*Assignment*
Filter the listing below, keeping only the lines with the word "Hoàng".

*Material provided*
* * * * *
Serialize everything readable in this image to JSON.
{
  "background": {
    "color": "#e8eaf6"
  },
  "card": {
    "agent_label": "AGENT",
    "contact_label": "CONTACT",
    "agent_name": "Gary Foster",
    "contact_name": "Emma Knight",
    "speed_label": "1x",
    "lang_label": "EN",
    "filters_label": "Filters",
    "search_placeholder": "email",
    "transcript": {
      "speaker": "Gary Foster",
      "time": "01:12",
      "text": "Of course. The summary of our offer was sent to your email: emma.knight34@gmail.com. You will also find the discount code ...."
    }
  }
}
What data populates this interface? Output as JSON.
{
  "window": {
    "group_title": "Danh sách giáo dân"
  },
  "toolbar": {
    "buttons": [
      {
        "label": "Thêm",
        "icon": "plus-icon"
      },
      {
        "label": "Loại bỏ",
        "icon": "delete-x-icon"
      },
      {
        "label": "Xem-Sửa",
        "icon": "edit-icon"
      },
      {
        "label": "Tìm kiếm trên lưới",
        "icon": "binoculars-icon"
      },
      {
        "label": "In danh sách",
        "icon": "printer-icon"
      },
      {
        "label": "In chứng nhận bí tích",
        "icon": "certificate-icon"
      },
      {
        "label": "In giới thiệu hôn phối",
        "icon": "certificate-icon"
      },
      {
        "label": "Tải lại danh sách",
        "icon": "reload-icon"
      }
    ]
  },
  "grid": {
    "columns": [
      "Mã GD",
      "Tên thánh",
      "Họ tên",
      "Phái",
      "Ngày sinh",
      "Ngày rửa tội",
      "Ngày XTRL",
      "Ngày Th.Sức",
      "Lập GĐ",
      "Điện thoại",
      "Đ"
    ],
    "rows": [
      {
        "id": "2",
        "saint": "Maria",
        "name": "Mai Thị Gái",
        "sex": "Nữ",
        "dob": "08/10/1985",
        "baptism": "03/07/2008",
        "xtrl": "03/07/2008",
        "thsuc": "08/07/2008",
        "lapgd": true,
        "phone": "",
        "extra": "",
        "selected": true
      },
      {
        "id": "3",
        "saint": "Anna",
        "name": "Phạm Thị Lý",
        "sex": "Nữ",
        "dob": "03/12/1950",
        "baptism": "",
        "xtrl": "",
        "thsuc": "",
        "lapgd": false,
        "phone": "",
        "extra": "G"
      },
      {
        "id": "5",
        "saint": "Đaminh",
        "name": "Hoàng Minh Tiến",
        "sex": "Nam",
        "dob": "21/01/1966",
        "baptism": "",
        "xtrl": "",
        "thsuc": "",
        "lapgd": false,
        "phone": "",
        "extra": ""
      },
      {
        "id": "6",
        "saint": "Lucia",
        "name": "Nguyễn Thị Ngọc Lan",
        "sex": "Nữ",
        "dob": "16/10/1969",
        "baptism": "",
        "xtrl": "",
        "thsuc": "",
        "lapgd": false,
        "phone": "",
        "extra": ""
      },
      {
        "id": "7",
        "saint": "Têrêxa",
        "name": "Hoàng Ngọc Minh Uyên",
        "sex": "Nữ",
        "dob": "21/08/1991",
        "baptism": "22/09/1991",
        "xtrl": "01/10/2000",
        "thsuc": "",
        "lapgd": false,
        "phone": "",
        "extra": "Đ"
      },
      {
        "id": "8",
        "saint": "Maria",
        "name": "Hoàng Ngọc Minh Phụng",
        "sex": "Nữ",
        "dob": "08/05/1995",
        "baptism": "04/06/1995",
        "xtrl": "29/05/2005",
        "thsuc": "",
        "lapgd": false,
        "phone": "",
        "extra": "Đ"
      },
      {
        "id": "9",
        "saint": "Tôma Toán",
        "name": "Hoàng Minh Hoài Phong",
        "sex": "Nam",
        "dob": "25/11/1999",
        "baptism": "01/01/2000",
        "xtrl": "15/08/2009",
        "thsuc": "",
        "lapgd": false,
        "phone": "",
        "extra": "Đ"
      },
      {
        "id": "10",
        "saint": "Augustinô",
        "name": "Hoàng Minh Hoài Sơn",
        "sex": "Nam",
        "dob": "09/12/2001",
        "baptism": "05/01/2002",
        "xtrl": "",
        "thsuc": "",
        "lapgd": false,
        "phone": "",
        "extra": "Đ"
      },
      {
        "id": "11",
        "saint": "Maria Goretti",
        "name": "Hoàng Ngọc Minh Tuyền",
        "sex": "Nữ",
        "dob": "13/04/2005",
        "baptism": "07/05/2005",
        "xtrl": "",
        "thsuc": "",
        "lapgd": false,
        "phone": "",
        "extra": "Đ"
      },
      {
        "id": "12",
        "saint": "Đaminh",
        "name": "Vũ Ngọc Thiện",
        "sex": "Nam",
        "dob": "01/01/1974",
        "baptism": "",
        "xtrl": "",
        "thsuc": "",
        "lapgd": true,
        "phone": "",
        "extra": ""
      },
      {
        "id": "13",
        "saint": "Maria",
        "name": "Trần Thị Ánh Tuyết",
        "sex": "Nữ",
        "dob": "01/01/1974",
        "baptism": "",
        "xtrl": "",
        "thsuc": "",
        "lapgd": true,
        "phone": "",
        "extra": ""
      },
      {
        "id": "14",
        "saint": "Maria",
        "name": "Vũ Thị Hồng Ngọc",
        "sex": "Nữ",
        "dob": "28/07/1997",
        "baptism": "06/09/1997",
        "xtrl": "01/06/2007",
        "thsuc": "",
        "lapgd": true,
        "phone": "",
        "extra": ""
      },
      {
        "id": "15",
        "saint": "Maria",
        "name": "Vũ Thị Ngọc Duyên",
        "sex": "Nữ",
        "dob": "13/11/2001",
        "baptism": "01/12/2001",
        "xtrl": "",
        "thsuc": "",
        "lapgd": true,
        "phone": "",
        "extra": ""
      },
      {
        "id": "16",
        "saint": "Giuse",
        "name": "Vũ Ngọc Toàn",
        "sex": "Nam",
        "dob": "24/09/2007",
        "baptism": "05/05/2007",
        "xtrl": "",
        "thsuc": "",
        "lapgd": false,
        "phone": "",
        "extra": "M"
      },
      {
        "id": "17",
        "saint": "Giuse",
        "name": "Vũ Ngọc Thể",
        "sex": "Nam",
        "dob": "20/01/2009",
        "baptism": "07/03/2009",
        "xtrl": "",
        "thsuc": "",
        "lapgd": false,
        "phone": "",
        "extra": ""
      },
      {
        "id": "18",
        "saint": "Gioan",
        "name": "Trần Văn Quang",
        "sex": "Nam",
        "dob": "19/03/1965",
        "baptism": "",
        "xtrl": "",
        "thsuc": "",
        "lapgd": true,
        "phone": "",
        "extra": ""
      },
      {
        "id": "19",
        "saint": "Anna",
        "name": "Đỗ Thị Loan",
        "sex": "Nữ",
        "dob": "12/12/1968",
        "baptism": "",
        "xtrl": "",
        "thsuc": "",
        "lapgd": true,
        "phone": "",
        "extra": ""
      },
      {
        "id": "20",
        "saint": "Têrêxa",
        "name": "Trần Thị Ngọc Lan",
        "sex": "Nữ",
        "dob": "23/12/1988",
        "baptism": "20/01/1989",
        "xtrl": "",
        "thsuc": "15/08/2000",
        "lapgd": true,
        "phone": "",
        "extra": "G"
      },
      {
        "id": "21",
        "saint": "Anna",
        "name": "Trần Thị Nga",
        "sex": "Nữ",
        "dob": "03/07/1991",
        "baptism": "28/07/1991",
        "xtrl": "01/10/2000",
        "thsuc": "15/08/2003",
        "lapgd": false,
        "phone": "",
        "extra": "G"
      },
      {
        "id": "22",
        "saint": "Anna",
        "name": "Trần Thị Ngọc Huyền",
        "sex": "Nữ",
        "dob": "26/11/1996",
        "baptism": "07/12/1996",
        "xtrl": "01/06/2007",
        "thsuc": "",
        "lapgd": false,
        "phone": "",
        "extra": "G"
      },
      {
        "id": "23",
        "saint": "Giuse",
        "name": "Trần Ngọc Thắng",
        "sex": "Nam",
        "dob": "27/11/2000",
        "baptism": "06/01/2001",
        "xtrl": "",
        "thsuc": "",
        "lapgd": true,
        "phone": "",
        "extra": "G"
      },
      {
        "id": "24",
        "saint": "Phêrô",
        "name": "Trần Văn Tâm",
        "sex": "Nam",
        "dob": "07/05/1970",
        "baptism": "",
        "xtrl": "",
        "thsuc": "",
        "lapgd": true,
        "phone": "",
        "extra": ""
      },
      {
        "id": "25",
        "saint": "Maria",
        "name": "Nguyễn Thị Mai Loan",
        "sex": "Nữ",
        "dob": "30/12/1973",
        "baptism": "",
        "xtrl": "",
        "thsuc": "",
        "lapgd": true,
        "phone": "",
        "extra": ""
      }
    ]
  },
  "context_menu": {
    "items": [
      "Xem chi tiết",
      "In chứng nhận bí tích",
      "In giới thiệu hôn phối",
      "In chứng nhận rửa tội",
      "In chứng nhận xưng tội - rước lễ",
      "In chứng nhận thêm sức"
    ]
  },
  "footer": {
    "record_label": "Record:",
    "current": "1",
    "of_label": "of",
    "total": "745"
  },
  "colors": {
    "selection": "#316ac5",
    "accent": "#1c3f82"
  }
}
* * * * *
*Task response*
        "name": "Hoàng Minh Tiến",
        "name": "Hoàng Ngọc Minh Uyên",
        "name": "Hoàng Ngọc Minh Phụng",
        "name": "Hoàng Minh Hoài Phong",
        "name": "Hoàng Minh Hoài Sơn",
        "name": "Hoàng Ngọc Minh Tuyền",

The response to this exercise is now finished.